This week the computer world was abuzz with the Android I/O conference. Google’s net is now cast a little wider into your home, car, and pocket. While everyone waits Apple or Google’s next move at bated breath, the bigger story could be the adoption of 3D printing combined with high processors. In this new brave world, producing hardware could be as ubiquitous as taking photos on your smartphone.
At the Intel Future Showcase 2014 in New York City this past Tuesday, Intel introduced ‘Jimmy,’ to the world the first 3D-printed robot kit. At a price of $1,500 this 3D printing platform aims to democratize the robotic world this September. The 45-centimeter-tall “social robot” was developed in conjunction with Trossen Robotics, and is a smaller version of a $16,000 robot shown by Intel CEO Brian Krzanich during a keynote at the Re/code conference last May (see video above).
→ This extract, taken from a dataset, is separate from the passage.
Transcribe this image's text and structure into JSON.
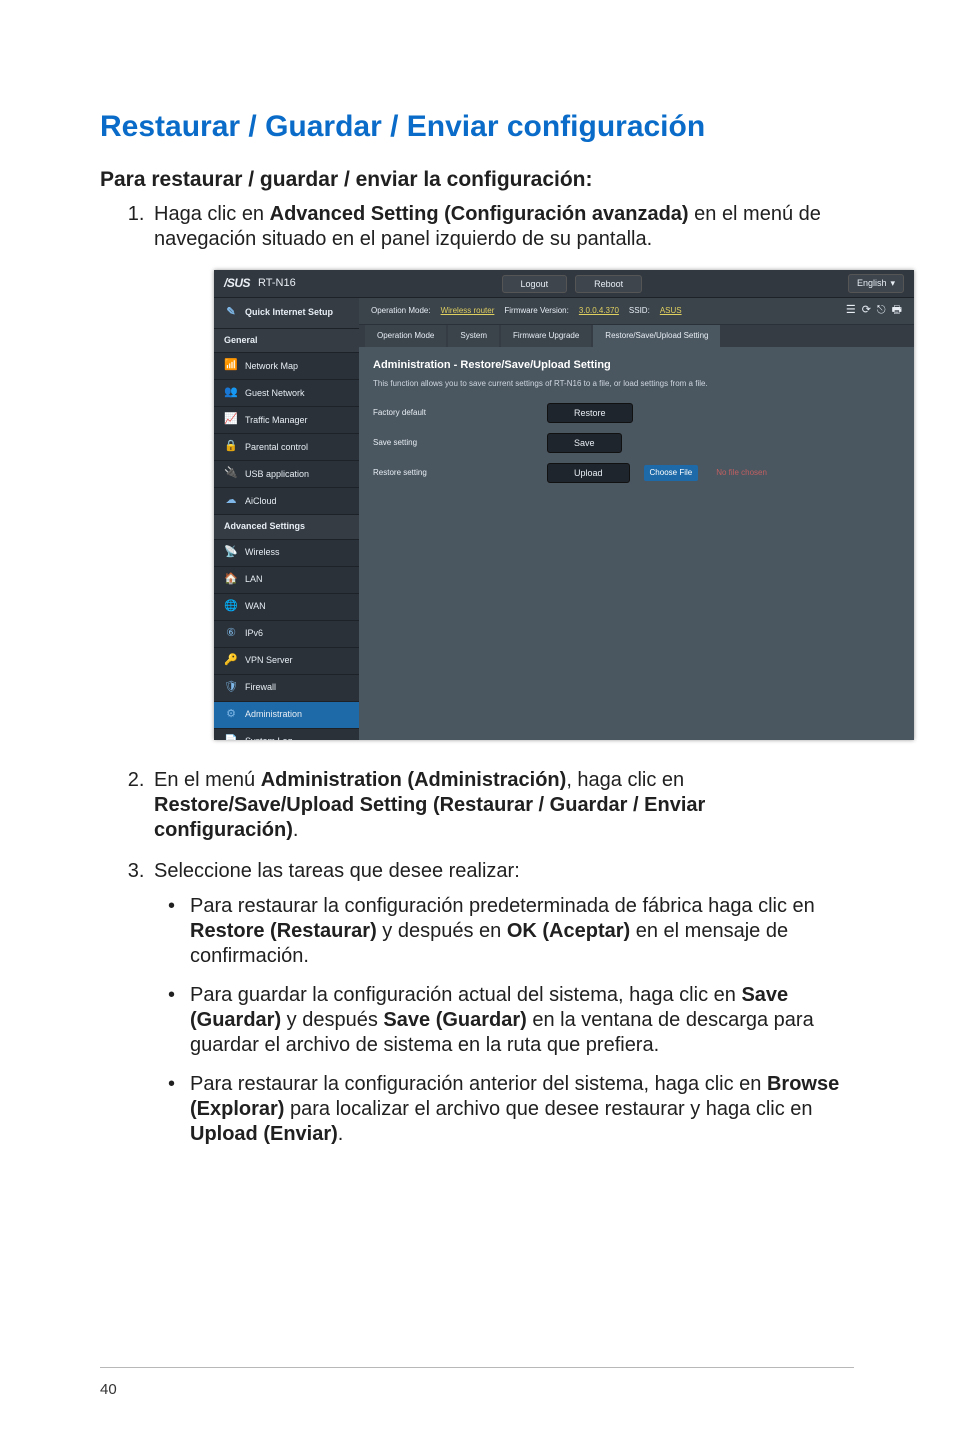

The walking two-legged Jimmy will be one in a line of robots that Intel hopes do-it-yourself enthusiasts will embrace, developing more functionality for the robots, which will be able to handle tasks such as turning on lights, picking up newspapers and even having conversations. Intel and its robotics partners will sell kits with servo motors, batteries, boards, a frame and other internal parts. Using 3D printers, users can create robot designs and place them on the exoskeleton. Jimmy uses two cameras to capture and analyze pictures, which can help identify objects. But it doesn’t have a functional hand, so it can’t pick up items or hand them to a human, which remains the biggest robotics challenge to resolve in developing Jimmy further, researchers said.
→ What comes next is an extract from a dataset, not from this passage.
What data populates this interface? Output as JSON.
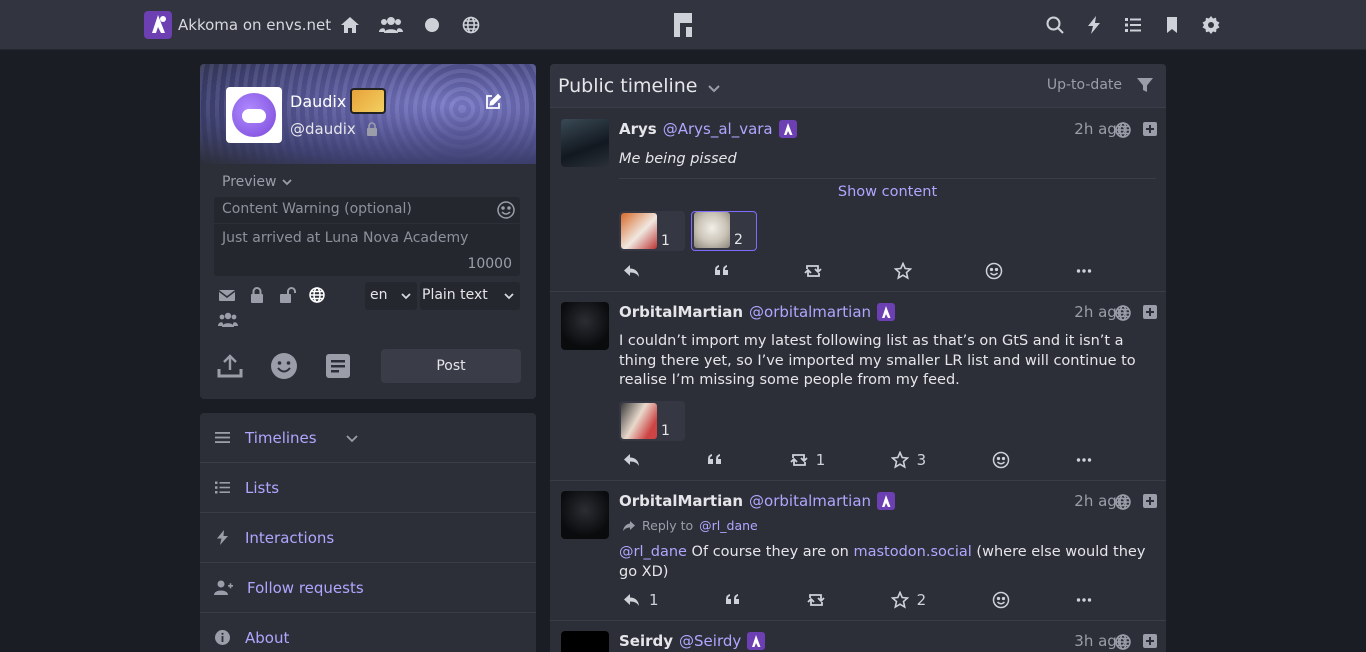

The chip maker is equipping robots with its SD card-sized Edison board, which has a low-power Quark chip. The inexpensive Edison board is why Jimmy can be sold at $1,500, said Joe Zawadsky, program manager for the 21st Century Robot initiative at Intel. Jimmy is a lot less expensive than its $16,000 cousin, which has an Intel Core i5 processor based on the Haswell micro architecture. Intel’s Jimmy robot will be further developed to include 3D depth-sensing cameras, allowing the robot to map out and analyze the distance between multiple objects. The technology is being derived from Intel’s RealSense 3D camera technology, which can identify facial features and analyze the mood of a person. The first RealSense 3D cameras will be in laptops by the end of this year.
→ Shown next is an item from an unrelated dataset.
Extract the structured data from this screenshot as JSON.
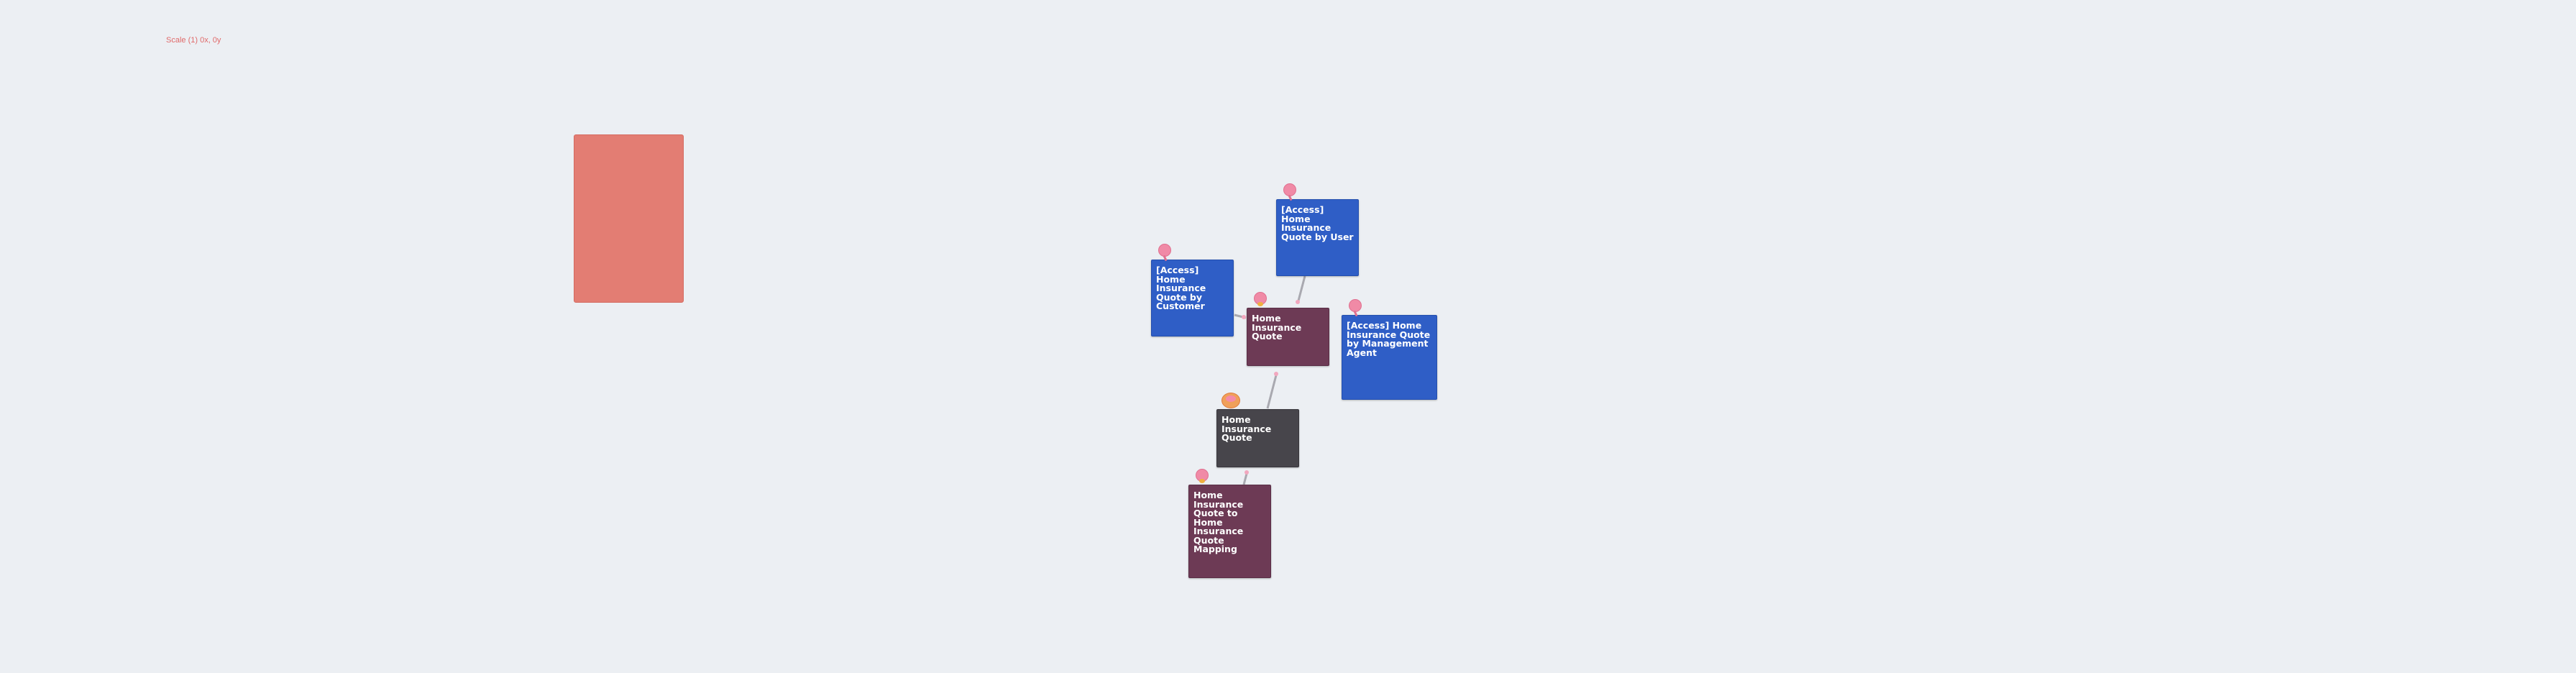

The chip maker is also developing “hexapod” robots with multiple legs and mobile robots with roller balls, researchers said. The robots will have sensors and cameras to analyze distance and movement, and wireless connectivity for communication.Intel is also providing programming tools for mobile devices to control the movement and actions of robots. The Intel XDK software development kit will allow programs to be written in HTML5, so phones, tablets and PCs can control robots. Giving hands, legs and communication abilities to robots will change the way humans interact with them, said Brian David Johnson, who is a “futurist” at Intel. For Intel, the first challenge in building a functional robot was adding a bipedal leg and adding more hardware components for multifaceted robots, Johnson said. But as prices come down, more people will be able to afford task-oriented robots for their homes, said Johnson, who has penned multiple books on robotics.“Robots will be as common as the Internet,” Johnson said.
We have all grown up with the catchphrase, “Intel Inside” embedded on the outside of most computers. Now when Jimmy says Intel inside it has a whole different meaning, sort of bringing us back to the Tin Man’s Yellow Brick Road…